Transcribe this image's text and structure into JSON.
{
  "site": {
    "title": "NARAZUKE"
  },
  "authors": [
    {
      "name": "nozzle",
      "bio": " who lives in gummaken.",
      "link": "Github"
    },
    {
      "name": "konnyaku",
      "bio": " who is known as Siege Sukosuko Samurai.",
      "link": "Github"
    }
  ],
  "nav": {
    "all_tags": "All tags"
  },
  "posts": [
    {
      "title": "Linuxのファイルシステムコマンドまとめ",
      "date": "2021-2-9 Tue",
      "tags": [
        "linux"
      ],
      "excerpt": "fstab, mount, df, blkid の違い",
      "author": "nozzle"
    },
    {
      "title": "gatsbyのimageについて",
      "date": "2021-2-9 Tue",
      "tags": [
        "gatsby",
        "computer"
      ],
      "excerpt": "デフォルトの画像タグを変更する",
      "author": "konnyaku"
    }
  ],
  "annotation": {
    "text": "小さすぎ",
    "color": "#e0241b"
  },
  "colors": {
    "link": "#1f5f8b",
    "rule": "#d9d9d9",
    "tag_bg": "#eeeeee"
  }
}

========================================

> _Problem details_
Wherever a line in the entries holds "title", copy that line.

> _Task output_
    "title": "NARAZUKE"
      "title": "Linuxのファイルシステムコマンドまとめ",
      "title": "gatsbyのimageについて",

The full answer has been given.